Maybe you’re celebrating a job promotion, and this is your crappy apology for all those late nights away from home. Away from teatimes, bath times, bedtimes, whingey times, alone times. Maybe your success will buff away the hard edges of those memories. Maybe your success will stick her teeth shut, like toffee.
You could suggest a little getaway as you hand over your feeble gift. Something small, a log cabin, wood fire, no phones. Doesn’t mean you aren’t a waste of space. Arseholes go camping too.
Because she will wonder, really wonder why you’ve come home with a present, no matter how puny. It’s so unlike you. She might suspect that the receptionist, who’s always had her eye on you, brought them into the office ‘for everyone’. The perfect excuse to stand close to you and share the same air. Your caramel-sticky breaths entwining. That you, devout and trustworthy, said thank you and made a joke about how your trousers were starting to feel tight so you’d better take them home instead. But the shame-salted cocoa will give you away. Because she’ll know you wanted to share the chocolates.
Perhaps you’ve fucked that receptionist, and your guilt has tempered you. You know that anything too grand, a trip to Paris or a diamond tiara like she actually deserves, would raise suspicion. Offering to help out at home too much like hard work. They’re only your kids, why should you have to play with them, hey? No, a box of waxy chocs that taste like Calpol is perfect.
I hope you get foil caught in your fillings.
Actually, I hope she does accept your chocolates, enjoys them even, but perhaps next time – which there definitely will be – get her something better. Proper chocolates from a shop, rather than a glorified pantry on a weed-riddled roundabout. Or don’t get her chocolates at all. Think about what she likes. I’ve always preferred savoury. In fact, I haven’t been able to eat anything sweet for months. There’s still a box of fudge in the porch, next to the roses, leaves wilted to nibs and stems almost entirely thorn.
Biography: Martha Lane is a writer by the sea.

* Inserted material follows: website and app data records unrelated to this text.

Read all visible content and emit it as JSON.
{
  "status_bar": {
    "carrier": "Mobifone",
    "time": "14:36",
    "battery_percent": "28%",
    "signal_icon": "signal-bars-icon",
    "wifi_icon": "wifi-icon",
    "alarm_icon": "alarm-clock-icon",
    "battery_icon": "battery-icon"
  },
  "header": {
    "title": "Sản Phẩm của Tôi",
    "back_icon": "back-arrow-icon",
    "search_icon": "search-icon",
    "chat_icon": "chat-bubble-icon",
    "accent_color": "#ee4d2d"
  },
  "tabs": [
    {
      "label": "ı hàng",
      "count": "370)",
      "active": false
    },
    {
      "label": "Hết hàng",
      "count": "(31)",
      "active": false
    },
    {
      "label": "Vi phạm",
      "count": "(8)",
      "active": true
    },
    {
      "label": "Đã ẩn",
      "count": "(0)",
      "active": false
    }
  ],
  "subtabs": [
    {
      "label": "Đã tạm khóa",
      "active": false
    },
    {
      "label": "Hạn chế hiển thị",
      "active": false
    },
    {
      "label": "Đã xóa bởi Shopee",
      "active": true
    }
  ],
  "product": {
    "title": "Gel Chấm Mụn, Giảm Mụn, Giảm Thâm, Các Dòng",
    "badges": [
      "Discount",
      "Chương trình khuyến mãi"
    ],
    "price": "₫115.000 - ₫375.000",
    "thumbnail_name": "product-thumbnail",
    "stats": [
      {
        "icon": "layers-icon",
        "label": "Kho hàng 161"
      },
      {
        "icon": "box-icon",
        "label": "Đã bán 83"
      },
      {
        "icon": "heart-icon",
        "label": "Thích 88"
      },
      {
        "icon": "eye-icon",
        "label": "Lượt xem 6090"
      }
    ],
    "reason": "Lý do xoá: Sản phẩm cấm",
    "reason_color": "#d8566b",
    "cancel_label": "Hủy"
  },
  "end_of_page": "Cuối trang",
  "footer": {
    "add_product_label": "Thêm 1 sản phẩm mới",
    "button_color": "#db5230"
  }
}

She writes extensively about grief, love, and all things unrequited. Many of her stories can be read online at marthalane.co.uk. Balancing too many projects is her natural state. Tweets @poor_and_clean